Well, that depends on how you load them! A standard “dry van” or tractor-trailer, trailer has a truck bed length that is fifty-three (53) feet long (636 inches), and just over 8 feet wide. Here at McIntosh Box & Pallet, when we repair and recycled pallets, we typically stack them twenty-one (21) pallets high. The question is; how many stacks fit in a truck load? Since GMA pallets measure 48 inches long, but only 40 inches wide, different loading configurations will allow different payload quantities per load. And as we all know, the more pallets we can deliver in one load, the less the delivery costs affect the price of each pallet! Three typical load configurations we use are:
- Straight Load / Straight In
- Pinwheel Load
- Notch Load
Straight Load / Straight In
There is the standard, straight in, load where the 48 inch runners are parallel with the long side of the trailer. You will get thirteen rows of two stacks side by side, and this will equate to a payload of 546 pallets. This is very fast to load and unload and when we “live” unload at your site, allows for various material handling equipment to unload quick and simply. Manual pallet jacks, electric pallet jack, and forklifts / tow-motors can all access the “open” end of a stringer style pallet, so this choice is the best for fast and easy unloading. And since time is always important when “live” unloading, this is a great choice for that reason! That said, the delivered price per pallet will be higher as the freight cost is now only spread across 546 pallets.
There is the pinwheel configuration, where one pallet is turned the other direction, alternating directions each row. This gets fourteen rows of two stacks, which will give a payload of 588 pallets. This can still be loaded and unloaded with a pallet jack or electric pallet jack, but since the notched side of a pallet cannot be accessed by a pallet jack, it does require additional material handling time! When unloading, the stack with the open end will be unloaded first, then the pallet jack will need to enter the notch loaded stack from the side, jacked up, then turned 90 degrees in order to exit the trailer. This a great option if we want to reduce the delivered price by a bit, but still need to use pallet jacks for unloading.

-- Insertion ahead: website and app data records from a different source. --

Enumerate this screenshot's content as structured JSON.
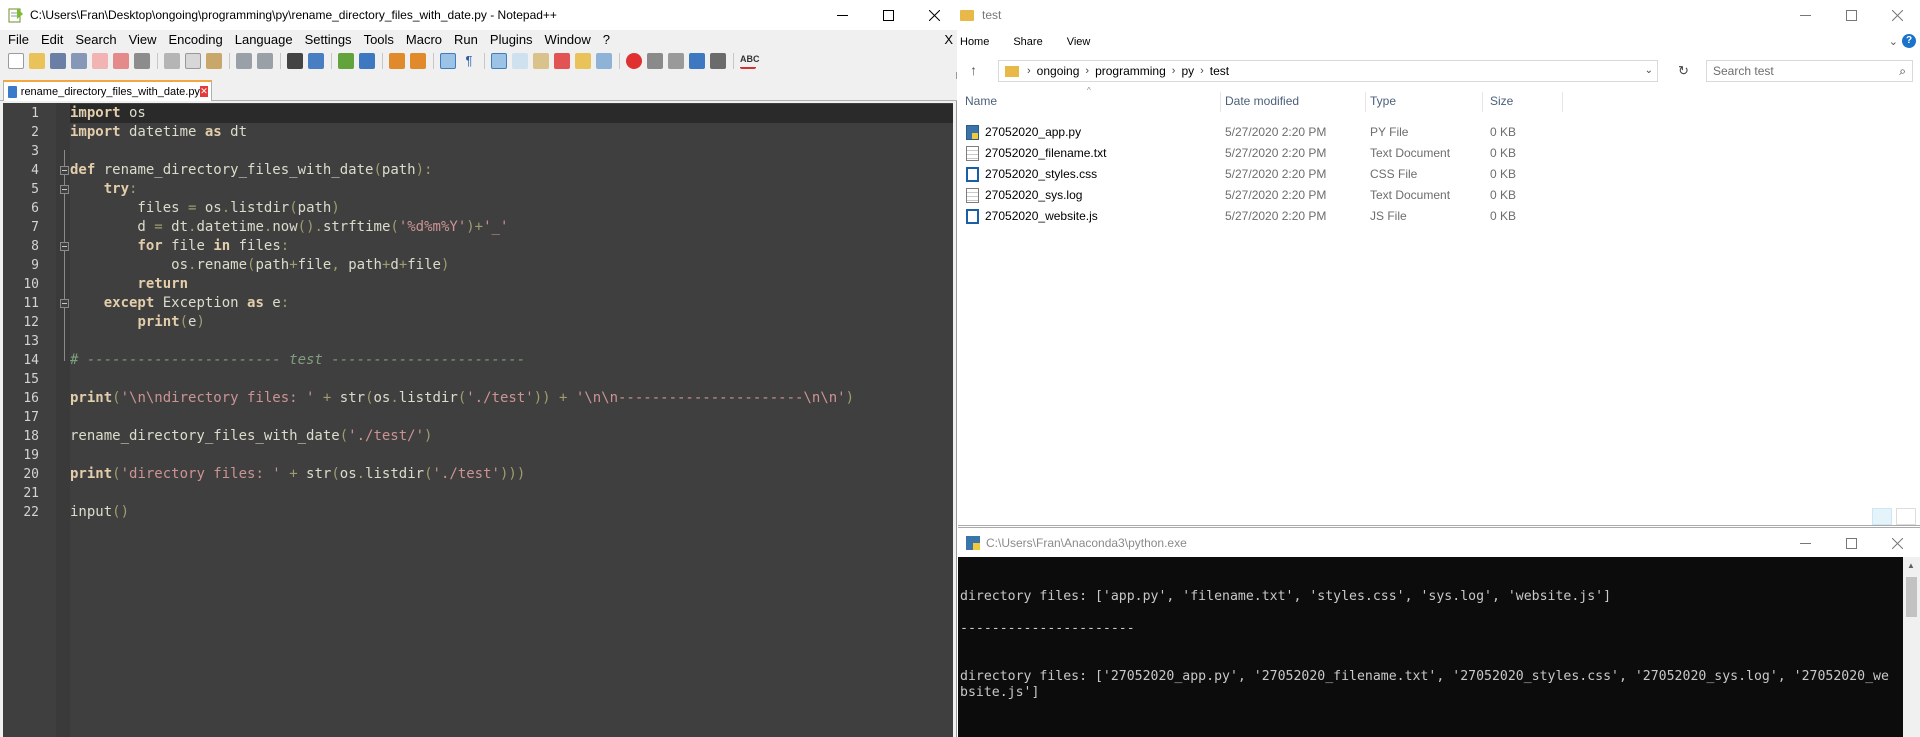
{
  "notepad": {
    "title": "C:\\Users\\Fran\\Desktop\\ongoing\\programming\\py\\rename_directory_files_with_date.py - Notepad++",
    "menu": [
      "File",
      "Edit",
      "Search",
      "View",
      "Encoding",
      "Language",
      "Settings",
      "Tools",
      "Macro",
      "Run",
      "Plugins",
      "Window",
      "?"
    ],
    "menu_close": "X",
    "tab_label": "rename_directory_files_with_date.py",
    "lines": [
      {
        "n": "1",
        "html": "<span class=\"kw\">import</span> os"
      },
      {
        "n": "2",
        "html": "<span class=\"kw\">import</span> datetime <span class=\"kw\">as</span> dt"
      },
      {
        "n": "3",
        "html": ""
      },
      {
        "n": "4",
        "html": "<span class=\"kw\">def</span> rename_directory_files_with_date<span class=\"op\">(</span>path<span class=\"op\">):</span>"
      },
      {
        "n": "5",
        "html": "    <span class=\"kw\">try</span><span class=\"op\">:</span>"
      },
      {
        "n": "6",
        "html": "        files <span class=\"op\">=</span> os<span class=\"op\">.</span>listdir<span class=\"op\">(</span>path<span class=\"op\">)</span>"
      },
      {
        "n": "7",
        "html": "        d <span class=\"op\">=</span> dt<span class=\"op\">.</span>datetime<span class=\"op\">.</span>now<span class=\"op\">().</span>strftime<span class=\"op\">(</span><span class=\"str\">'%d%m%Y'</span><span class=\"op\">)+</span><span class=\"str\">'_'</span>"
      },
      {
        "n": "8",
        "html": "        <span class=\"kw\">for</span> file <span class=\"kw\">in</span> files<span class=\"op\">:</span>"
      },
      {
        "n": "9",
        "html": "            os<span class=\"op\">.</span>rename<span class=\"op\">(</span>path<span class=\"op\">+</span>file<span class=\"op\">,</span> path<span class=\"op\">+</span>d<span class=\"op\">+</span>file<span class=\"op\">)</span>"
      },
      {
        "n": "10",
        "html": "        <span class=\"kw\">return</span>"
      },
      {
        "n": "11",
        "html": "    <span class=\"kw\">except</span> Exception <span class=\"kw\">as</span> e<span class=\"op\">:</span>"
      },
      {
        "n": "12",
        "html": "        <span class=\"kw\">print</span><span class=\"op\">(</span>e<span class=\"op\">)</span>"
      },
      {
        "n": "13",
        "html": ""
      },
      {
        "n": "14",
        "html": "<span class=\"cm\"># ----------------------- test -----------------------</span>"
      },
      {
        "n": "15",
        "html": ""
      },
      {
        "n": "16",
        "html": "<span class=\"kw\">print</span><span class=\"op\">(</span><span class=\"str\">'\\n\\ndirectory files: '</span> <span class=\"op\">+</span> str<span class=\"op\">(</span>os<span class=\"op\">.</span>listdir<span class=\"op\">(</span><span class=\"str\">'./test'</span><span class=\"op\">))</span> <span class=\"op\">+</span> <span class=\"str\">'\\n\\n----------------------\\n\\n'</span><span class=\"op\">)</span>"
      },
      {
        "n": "17",
        "html": ""
      },
      {
        "n": "18",
        "html": "rename_directory_files_with_date<span class=\"op\">(</span><span class=\"str\">'./test/'</span><span class=\"op\">)</span>"
      },
      {
        "n": "19",
        "html": ""
      },
      {
        "n": "20",
        "html": "<span class=\"kw\">print</span><span class=\"op\">(</span><span class=\"str\">'directory files: '</span> <span class=\"op\">+</span> str<span class=\"op\">(</span>os<span class=\"op\">.</span>listdir<span class=\"op\">(</span><span class=\"str\">'./test'</span><span class=\"op\">)))</span>"
      },
      {
        "n": "21",
        "html": ""
      },
      {
        "n": "22",
        "html": "input<span class=\"op\">()</span>"
      }
    ]
  },
  "explorer": {
    "title": "test",
    "ribbon": [
      "Home",
      "Share",
      "View"
    ],
    "breadcrumb": [
      "ongoing",
      "programming",
      "py",
      "test"
    ],
    "search_placeholder": "Search test",
    "columns": [
      "Name",
      "Date modified",
      "Type",
      "Size"
    ],
    "files": [
      {
        "name": "27052020_app.py",
        "date": "5/27/2020 2:20 PM",
        "type": "PY File",
        "size": "0 KB",
        "icon": "py"
      },
      {
        "name": "27052020_filename.txt",
        "date": "5/27/2020 2:20 PM",
        "type": "Text Document",
        "size": "0 KB",
        "icon": "txt"
      },
      {
        "name": "27052020_styles.css",
        "date": "5/27/2020 2:20 PM",
        "type": "CSS File",
        "size": "0 KB",
        "icon": "code"
      },
      {
        "name": "27052020_sys.log",
        "date": "5/27/2020 2:20 PM",
        "type": "Text Document",
        "size": "0 KB",
        "icon": "txt"
      },
      {
        "name": "27052020_website.js",
        "date": "5/27/2020 2:20 PM",
        "type": "JS File",
        "size": "0 KB",
        "icon": "code"
      }
    ]
  },
  "console": {
    "title": "C:\\Users\\Fran\\Anaconda3\\python.exe",
    "output": "\n\ndirectory files: ['app.py', 'filename.txt', 'styles.css', 'sys.log', 'website.js']\n\n----------------------\n\n\ndirectory files: ['27052020_app.py', '27052020_filename.txt', '27052020_styles.css', '27052020_sys.log', '27052020_we\nbsite.js']"
  }
}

This is the best choice for those who use many pallets, want to keep the delivered price as low as possible, and can unload with forklifts / tow-motors with variable width forks. The most pallets that can be loaded in a standard trailer are in the notch loaded configuration, where the runners are parallel to the short side of the trailer and we are only taking up 40” from front to back. They do need to be four way pallets in order to do this. Fifteen rows of pallets fit side by side adding up to 630 pallets per load. Of course, manual or electric pallet jacks can no longer be used to unload pallets delivered in this configuration, so that must be known upfront and considered prior to our first delivery! That said, this will give our customers the lowest possible delivered price by spreading out our delivery costs over 630 per load!